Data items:
-- Opening Marker --
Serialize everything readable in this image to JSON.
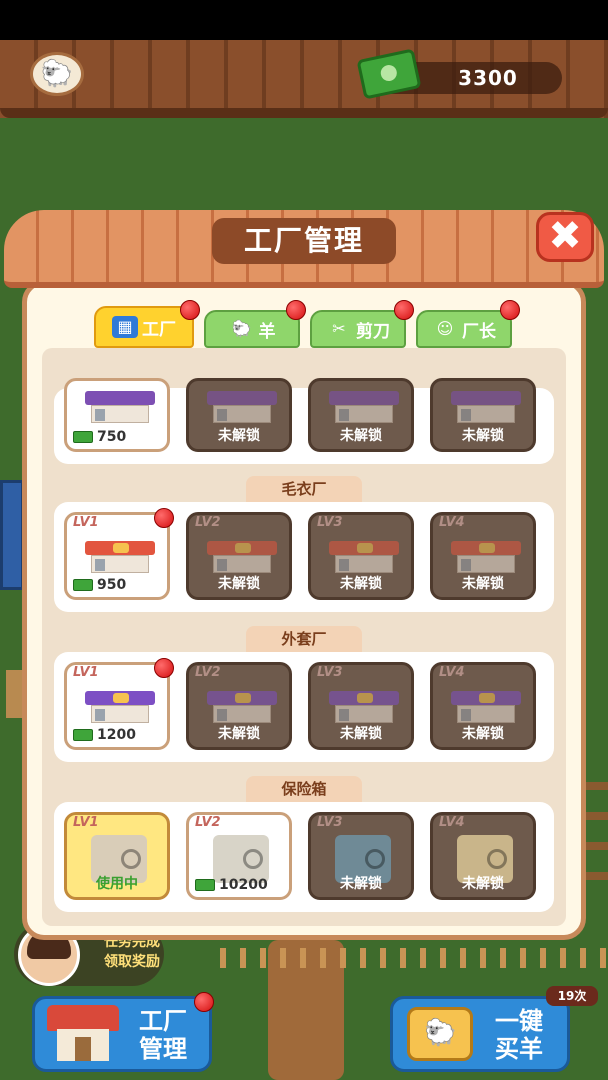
{
  "header": {
    "money": "3300"
  },
  "modal": {
    "title": "工厂管理",
    "close": "✖"
  },
  "tabs": [
    {
      "label": "工厂",
      "icon": "shop-icon",
      "active": true
    },
    {
      "label": "羊",
      "icon": "sheep-icon",
      "active": false
    },
    {
      "label": "剪刀",
      "icon": "scissors-icon",
      "active": false
    },
    {
      "label": "厂长",
      "icon": "manager-icon",
      "active": false
    }
  ],
  "sections": [
    {
      "name": "",
      "tiles": [
        {
          "lv": "",
          "state": "unlocked",
          "text": "750",
          "roof": "#7d4fb3"
        },
        {
          "lv": "",
          "state": "locked",
          "text": "未解锁",
          "roof": "#7d4fb3"
        },
        {
          "lv": "",
          "state": "locked",
          "text": "未解锁",
          "roof": "#7d4fb3"
        },
        {
          "lv": "",
          "state": "locked",
          "text": "未解锁",
          "roof": "#7d4fb3"
        }
      ]
    },
    {
      "name": "毛衣厂",
      "tiles": [
        {
          "lv": "LV1",
          "state": "unlocked",
          "text": "950",
          "roof": "#e2553f"
        },
        {
          "lv": "LV2",
          "state": "locked",
          "text": "未解锁",
          "roof": "#e2553f"
        },
        {
          "lv": "LV3",
          "state": "locked",
          "text": "未解锁",
          "roof": "#e2553f"
        },
        {
          "lv": "LV4",
          "state": "locked",
          "text": "未解锁",
          "roof": "#e2553f"
        }
      ]
    },
    {
      "name": "外套厂",
      "tiles": [
        {
          "lv": "LV1",
          "state": "unlocked",
          "text": "1200",
          "roof": "#7d4fc4"
        },
        {
          "lv": "LV2",
          "state": "locked",
          "text": "未解锁",
          "roof": "#7d4fc4"
        },
        {
          "lv": "LV3",
          "state": "locked",
          "text": "未解锁",
          "roof": "#7d4fc4"
        },
        {
          "lv": "LV4",
          "state": "locked",
          "text": "未解锁",
          "roof": "#7d4fc4"
        }
      ]
    },
    {
      "name": "保险箱",
      "tiles": [
        {
          "lv": "LV1",
          "state": "inuse",
          "text": "使用中",
          "safe": "#d9cdb8"
        },
        {
          "lv": "LV2",
          "state": "unlocked",
          "text": "10200",
          "safe": "#d8d4c8"
        },
        {
          "lv": "LV3",
          "state": "locked",
          "text": "未解锁",
          "safe": "#6f8a96"
        },
        {
          "lv": "LV4",
          "state": "locked",
          "text": "未解锁",
          "safe": "#c9b58a"
        }
      ]
    }
  ],
  "task": {
    "line1": "任务完成",
    "line2": "领取奖励"
  },
  "buttons": {
    "factory_line1": "工厂",
    "factory_line2": "管理",
    "buy_line1": "一键",
    "buy_line2": "买羊",
    "buy_count": "19次"
  }
}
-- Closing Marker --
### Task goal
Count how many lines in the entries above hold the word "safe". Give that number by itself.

### Solved exercise
4